Vikings 24, Browns 12
Let me relate two concerns I have about the Browns coaching staff:
I am concerned head coach Romeo Crennel is too passive, and offensive coordinator Maurice Carthon's mind grinds to a screeching halt whenever the Browns get in the red zone.
The Browns self-detonated a touchdown opportunity away at the end of the first half Sunday, and all we had to show for it was Crennel circling the wagons around his offensive coordinator after the game, employing selective memory about the half-ending flub when reporters asked him about it.
It is disturbingly Butch Davis-ish of Crennel, kind of like playing musical quarterbacks. Which is something else he did, yet again, on Sunday.
This time, it was even worse than the flip-flopping he showed in the Miami game. Trent Dilfer injured a leg, Charlie Frye came in, threw a pick, and Crennel decided Dilfer on one bad leg was better than Frye.
Which brings me back to the leadership issue.
I hope I am wrong about this, but Crennel and Carthon are starting to look like guys who don't want to have to make the tough choice. Crennel is wishy-washy and vague on committing to a QB, and Carthon, who looked so promising in the preseason, looks uncomfortable as the offensive shot-caller when a touchdown opportunity arises.
Carthon has looked terrified of making the wrong decision. It is something he hasn't had to do before. He was an offensive coordinator on a leash last year in Dallas. This year in Cleveland, he is the undisputed pilot of the offensive playbook.

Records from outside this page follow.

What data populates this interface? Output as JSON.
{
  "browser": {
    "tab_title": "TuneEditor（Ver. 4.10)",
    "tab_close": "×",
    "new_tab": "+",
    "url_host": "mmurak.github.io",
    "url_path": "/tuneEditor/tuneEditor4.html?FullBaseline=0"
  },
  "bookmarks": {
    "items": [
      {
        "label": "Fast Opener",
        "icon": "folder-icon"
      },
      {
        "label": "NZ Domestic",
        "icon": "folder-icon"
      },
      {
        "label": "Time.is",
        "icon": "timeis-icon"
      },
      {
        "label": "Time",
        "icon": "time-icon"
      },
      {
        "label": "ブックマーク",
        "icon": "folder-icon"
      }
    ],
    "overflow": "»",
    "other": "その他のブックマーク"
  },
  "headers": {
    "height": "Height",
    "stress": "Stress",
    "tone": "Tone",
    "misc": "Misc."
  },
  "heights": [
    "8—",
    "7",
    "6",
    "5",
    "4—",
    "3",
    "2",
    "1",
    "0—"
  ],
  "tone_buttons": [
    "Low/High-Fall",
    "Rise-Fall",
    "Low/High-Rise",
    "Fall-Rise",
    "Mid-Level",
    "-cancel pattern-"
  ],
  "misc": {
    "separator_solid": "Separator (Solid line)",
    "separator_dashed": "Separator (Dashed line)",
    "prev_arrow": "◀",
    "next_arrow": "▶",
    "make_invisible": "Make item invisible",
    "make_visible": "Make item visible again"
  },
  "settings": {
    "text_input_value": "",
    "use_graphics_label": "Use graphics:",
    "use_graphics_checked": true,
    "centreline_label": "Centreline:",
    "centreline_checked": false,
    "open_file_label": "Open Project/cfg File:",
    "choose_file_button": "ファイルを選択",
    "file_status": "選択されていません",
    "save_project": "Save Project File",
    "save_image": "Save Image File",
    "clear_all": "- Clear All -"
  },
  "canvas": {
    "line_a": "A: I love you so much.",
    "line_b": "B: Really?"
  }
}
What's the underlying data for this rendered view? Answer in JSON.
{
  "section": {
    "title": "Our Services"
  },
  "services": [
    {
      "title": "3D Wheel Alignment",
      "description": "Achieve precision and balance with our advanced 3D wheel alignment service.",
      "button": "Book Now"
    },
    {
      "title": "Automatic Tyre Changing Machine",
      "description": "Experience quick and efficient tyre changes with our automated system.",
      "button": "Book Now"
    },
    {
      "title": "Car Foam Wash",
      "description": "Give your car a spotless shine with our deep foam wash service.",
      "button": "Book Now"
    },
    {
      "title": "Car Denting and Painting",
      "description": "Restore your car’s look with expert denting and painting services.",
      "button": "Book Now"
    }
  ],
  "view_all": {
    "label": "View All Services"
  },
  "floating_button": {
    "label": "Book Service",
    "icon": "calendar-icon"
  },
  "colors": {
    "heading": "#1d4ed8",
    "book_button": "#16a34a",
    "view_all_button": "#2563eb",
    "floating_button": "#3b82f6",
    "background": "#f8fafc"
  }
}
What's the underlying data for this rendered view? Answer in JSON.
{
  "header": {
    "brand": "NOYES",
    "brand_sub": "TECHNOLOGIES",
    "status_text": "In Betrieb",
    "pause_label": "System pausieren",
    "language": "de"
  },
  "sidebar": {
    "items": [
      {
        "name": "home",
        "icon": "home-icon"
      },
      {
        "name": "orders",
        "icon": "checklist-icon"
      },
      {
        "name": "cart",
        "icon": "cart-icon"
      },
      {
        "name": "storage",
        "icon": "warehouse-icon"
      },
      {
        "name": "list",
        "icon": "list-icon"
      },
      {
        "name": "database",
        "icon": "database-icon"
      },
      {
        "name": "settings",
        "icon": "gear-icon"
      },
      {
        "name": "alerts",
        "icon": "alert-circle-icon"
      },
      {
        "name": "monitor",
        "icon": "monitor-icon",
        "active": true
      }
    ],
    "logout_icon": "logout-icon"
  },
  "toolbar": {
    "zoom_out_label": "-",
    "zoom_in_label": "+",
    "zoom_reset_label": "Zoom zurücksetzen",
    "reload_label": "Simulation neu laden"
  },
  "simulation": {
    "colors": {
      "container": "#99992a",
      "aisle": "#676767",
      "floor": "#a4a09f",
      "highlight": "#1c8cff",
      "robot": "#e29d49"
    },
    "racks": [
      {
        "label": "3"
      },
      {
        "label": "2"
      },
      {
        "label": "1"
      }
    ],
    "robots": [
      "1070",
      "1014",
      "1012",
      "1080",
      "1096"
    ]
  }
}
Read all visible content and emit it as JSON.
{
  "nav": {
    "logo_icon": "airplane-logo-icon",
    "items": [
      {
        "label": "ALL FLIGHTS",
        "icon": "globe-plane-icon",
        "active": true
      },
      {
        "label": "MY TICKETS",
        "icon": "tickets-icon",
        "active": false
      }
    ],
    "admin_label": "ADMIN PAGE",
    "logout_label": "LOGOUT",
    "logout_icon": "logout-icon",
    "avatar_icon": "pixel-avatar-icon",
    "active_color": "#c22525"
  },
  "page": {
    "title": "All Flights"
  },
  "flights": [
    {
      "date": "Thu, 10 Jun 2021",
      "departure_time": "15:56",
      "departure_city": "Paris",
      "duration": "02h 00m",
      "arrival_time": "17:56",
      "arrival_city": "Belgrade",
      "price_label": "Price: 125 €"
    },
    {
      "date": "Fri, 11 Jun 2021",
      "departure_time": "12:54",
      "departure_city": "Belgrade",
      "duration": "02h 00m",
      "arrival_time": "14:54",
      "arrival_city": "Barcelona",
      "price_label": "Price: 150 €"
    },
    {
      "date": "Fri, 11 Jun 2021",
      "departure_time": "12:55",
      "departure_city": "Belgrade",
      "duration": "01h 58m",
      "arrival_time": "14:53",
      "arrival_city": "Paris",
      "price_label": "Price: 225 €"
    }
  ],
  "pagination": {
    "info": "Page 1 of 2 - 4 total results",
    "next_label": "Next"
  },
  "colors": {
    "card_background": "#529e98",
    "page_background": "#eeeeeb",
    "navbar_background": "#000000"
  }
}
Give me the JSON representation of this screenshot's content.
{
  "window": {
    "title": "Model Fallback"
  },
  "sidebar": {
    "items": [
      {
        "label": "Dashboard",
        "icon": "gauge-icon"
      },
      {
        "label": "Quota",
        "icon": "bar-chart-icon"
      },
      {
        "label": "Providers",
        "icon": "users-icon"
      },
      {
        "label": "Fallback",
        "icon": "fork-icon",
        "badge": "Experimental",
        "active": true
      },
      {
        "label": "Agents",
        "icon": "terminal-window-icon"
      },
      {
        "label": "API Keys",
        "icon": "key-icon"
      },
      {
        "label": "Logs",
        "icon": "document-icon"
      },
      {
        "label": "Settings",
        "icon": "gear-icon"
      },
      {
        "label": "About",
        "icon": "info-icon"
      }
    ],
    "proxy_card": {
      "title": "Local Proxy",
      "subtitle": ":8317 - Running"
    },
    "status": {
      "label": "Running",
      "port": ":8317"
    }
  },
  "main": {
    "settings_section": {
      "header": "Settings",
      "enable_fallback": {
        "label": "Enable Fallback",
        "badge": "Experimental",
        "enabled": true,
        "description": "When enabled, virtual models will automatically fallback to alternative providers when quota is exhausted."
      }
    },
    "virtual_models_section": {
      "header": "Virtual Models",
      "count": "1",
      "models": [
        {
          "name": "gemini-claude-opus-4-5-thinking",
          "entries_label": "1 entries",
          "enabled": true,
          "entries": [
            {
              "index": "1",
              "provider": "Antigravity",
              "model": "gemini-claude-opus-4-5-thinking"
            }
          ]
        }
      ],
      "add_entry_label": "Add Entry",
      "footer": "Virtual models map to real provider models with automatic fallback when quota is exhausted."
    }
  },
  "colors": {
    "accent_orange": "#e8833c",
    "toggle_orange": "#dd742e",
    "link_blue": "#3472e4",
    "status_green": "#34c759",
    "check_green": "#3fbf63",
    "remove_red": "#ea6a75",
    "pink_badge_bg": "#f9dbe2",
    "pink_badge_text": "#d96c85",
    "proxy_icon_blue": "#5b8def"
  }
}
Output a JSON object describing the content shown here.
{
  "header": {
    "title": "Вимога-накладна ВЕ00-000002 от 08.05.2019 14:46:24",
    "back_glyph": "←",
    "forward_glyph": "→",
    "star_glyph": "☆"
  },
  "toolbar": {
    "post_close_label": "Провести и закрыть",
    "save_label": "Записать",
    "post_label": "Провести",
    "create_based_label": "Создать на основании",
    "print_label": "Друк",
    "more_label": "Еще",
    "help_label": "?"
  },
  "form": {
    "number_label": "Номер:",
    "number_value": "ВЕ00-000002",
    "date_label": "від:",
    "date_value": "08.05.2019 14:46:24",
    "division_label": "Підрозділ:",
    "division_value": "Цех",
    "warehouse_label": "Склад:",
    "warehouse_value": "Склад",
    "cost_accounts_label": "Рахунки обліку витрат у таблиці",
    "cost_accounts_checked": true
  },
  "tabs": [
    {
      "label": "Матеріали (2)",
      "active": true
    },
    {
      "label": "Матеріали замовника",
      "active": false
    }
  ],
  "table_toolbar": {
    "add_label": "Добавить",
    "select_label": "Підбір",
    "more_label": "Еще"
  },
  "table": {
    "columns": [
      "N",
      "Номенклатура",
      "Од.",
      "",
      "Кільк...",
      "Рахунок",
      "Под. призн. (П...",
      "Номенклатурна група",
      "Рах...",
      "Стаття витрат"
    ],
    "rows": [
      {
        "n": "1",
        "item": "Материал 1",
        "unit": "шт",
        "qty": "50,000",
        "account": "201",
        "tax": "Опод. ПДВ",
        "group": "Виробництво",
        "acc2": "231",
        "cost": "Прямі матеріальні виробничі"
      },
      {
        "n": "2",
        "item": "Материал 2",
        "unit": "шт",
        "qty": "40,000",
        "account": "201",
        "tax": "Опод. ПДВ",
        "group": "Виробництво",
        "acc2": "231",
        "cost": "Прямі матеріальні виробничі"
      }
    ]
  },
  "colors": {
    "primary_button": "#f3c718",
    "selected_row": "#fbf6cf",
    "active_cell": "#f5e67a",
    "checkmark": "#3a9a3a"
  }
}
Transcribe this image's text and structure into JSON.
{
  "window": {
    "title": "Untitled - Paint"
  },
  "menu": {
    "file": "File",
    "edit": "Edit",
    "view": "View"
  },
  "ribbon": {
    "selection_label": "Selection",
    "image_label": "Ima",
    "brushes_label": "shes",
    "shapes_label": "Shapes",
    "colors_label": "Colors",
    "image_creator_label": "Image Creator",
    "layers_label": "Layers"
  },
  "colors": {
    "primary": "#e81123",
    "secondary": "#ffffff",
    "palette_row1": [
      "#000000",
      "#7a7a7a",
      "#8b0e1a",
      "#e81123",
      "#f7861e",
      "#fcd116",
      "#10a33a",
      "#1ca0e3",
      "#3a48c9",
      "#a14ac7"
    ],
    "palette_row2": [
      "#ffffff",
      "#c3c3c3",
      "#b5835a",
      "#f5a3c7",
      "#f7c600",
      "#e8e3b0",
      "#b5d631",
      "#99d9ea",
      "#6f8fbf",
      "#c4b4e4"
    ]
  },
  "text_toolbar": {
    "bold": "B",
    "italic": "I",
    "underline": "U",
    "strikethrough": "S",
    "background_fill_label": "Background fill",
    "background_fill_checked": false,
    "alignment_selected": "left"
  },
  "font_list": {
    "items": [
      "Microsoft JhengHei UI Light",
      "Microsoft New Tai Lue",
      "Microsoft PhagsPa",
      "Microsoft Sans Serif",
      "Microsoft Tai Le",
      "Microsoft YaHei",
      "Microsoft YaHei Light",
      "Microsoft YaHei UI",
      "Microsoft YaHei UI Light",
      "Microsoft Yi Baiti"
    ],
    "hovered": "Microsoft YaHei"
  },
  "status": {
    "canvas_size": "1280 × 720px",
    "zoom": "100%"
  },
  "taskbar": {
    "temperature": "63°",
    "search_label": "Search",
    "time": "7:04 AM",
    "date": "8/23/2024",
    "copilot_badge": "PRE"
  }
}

Ohio State coach Jim Tressel has his share of faults as a coach, but his cool head in tight, pressure-packed games is a big reason why he is 4-1 against Michigan and 3-1 in bowls. Tressel is a beacon of stability for his team because he exudes strong leadership without being a human volcano.
Former Cavaliers coach Lenny Wilkens is another example of strong-yet-stoic leadership.
Crennel's leadership looks stoic without the strong. Again, I hope I'm wrong about that.
It doesn't all fall on the shoulders of Crennel and Carthon, or defensive coordinator Todd Grantham. As I have said, as is blatantly obvious, this team has a lot of ground to make up on the NFL's contenders talentwise. But when a team with a veteran QB, 1,000-yard rusher-to-be and a supposedly-talented receiver corps is as dismal as the Browns are in the red zone, some off the heat should find its way to the sideline. The team reflects the leadership, after all.
Some coaches are practice masterminds. In an environment where the coach can control just about everything, they can sand and polish their rosters and playbooks to meet the spectacular visions in their minds. Judging by the reports of increased professionalism in the Browns' locker room and the fact that the Browns are still trying despite being two losses away from a losing season, I'd say Crennel is solid practice coach.
But put the finely-tuned concepts into a game environment, with 80,000 screaming fans, an opposing team and referees with glaucoma, and the luster can wear away quickly.
That's the jump Crennel is still in the process of making, and Carthon too. Being the head honcho at team headquarters is one thing, being the head honcho when thousands of pairs of eyes are boring holes in your skull is quite another.
I hope Crennel grows into someone who is up to the task.
Up next: Jacksonville, Sunday, 1 p.m. ET.